Photo by Mat Lavin.
Field bindweed is native to Eurasia and was first identified in North America as early as 1739. It was likely introduced as a contaminant in crop seed. It has been reported in every state in the United States and is on 22 state noxious weed lists. Field bindweed is a priority 2B noxious weed in Montana, meaning it is an abundant and widespread weed. It has been reported in every county in Montana.
Identification and biology
Field bindweed is a perennial rhizomatous forb and is also known by the common names of creeping jenny, European bindweed, and perennial morning glory. Trumpet- or funnel-shaped flowers are about one inch wide, white, and sometimes tinted pink. Dark green, hairless leaves are up to two inches long and one inch wide, arrowhead-shaped, and have a rounded to pointed tip. Stems are one to four feet long, and they may climb or grow horizontally along the ground in mats. Small round fruits contain four brown seeds.
Habitat and spread
Photo by Stacy Davis.
Field bindweed grows across a wide range of settings but is most common in agricultural fields, pastures, hay fields, gardens, lawns, roadsides, and other disturbed areas. Field bindweed spreads from both seed and creeping roots. Reproductive buds found on the roots and underground stems can produce new plants when they are cut and spread by tillage equipment. Seeds are dispersed locally as well as more distantly with harvesting equipment and as a contaminant in crop seed. Field bindweed seeds are long-lived (e.g., 20 or more years).
Field bindweed has a twining growth habit and can form dense, tangled mats which interfere with harvesting. While field bindweed is most problematic in agricultural fields, particularly organic systems, it is a weed in turfgrass and a concern in perennial pastures. Alkaloids found in field bindweed are mildly toxic to certain types of livestock (e.g., pigs and horses) and can cause digestive disturbances.

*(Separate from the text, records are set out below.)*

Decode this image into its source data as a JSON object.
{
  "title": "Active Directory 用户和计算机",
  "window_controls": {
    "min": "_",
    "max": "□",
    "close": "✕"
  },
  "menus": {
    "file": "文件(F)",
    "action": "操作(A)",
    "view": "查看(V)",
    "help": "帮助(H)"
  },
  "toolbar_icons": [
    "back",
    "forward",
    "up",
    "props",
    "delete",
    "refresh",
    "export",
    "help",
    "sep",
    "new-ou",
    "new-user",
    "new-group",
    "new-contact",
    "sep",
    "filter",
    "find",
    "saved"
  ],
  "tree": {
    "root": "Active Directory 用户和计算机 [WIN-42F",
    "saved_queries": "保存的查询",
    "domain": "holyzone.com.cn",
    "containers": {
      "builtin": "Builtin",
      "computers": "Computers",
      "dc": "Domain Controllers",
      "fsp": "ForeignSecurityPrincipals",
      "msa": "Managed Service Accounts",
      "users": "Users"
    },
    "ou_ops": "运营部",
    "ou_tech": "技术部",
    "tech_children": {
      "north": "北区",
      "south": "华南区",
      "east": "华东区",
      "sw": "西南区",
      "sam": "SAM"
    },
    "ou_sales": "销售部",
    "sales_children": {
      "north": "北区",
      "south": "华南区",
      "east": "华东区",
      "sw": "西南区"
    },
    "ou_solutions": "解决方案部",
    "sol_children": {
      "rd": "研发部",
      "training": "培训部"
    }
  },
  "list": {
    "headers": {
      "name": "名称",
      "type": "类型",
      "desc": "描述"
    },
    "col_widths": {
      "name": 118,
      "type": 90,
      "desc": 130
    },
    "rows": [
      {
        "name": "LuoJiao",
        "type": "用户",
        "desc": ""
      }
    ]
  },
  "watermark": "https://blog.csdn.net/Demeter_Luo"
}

Field bindweed is difficult to control due to its long-lived seeds and extensive root system that can re-sprout after most management actions. The key to managing field bindweed is depleting root reserves and reducing its re-sprouting ability, which takes time and persistence. Mechanical control methods need to be repeated every couple of weeks during the growing season for several years to effectively remove field bindweed shoots and roots. Mowing is not considered effective as field bindweed is a low-growing plant. Pulling, burning, and mechanical cultivation may be used but should be repeated often or integrated with another management approach, such as herbicides, in order to reduce field bindweed. Two biological control agents for field bindweed, Aceria malherbae and Tyta luctuosa, were released in the late 1980s in the United States and Canada, but establishment has been poor. Chemical control of field bindweed is most effective using a systemic herbicide that moves into the root system to kill roots and root buds. Herbicides can be applied in spring or summer, and it is usually recommended to spray when field bindweed is in the bud to full bloom stage. Another option is to treat fall regrowth before the plants are harmed by hard frost or any adverse growing conditions. Herbicides labeled for field bindweed control include 2,4-D, aminocyclopyrachlor + chlorsulfuron (Perspective™), dicamba (Banvel®), glyphosate (Roundup®), imazapic (Plateau®), metsulfuron (Escort®), picloram (Tordon®), and quinclorac (Paramount®). Refer to specific herbicide labels for complete information and recommendations.
For more information, including a look-a-like species, see the new "Weed Fact Sheets: Field Bindweed" (MT201903AG)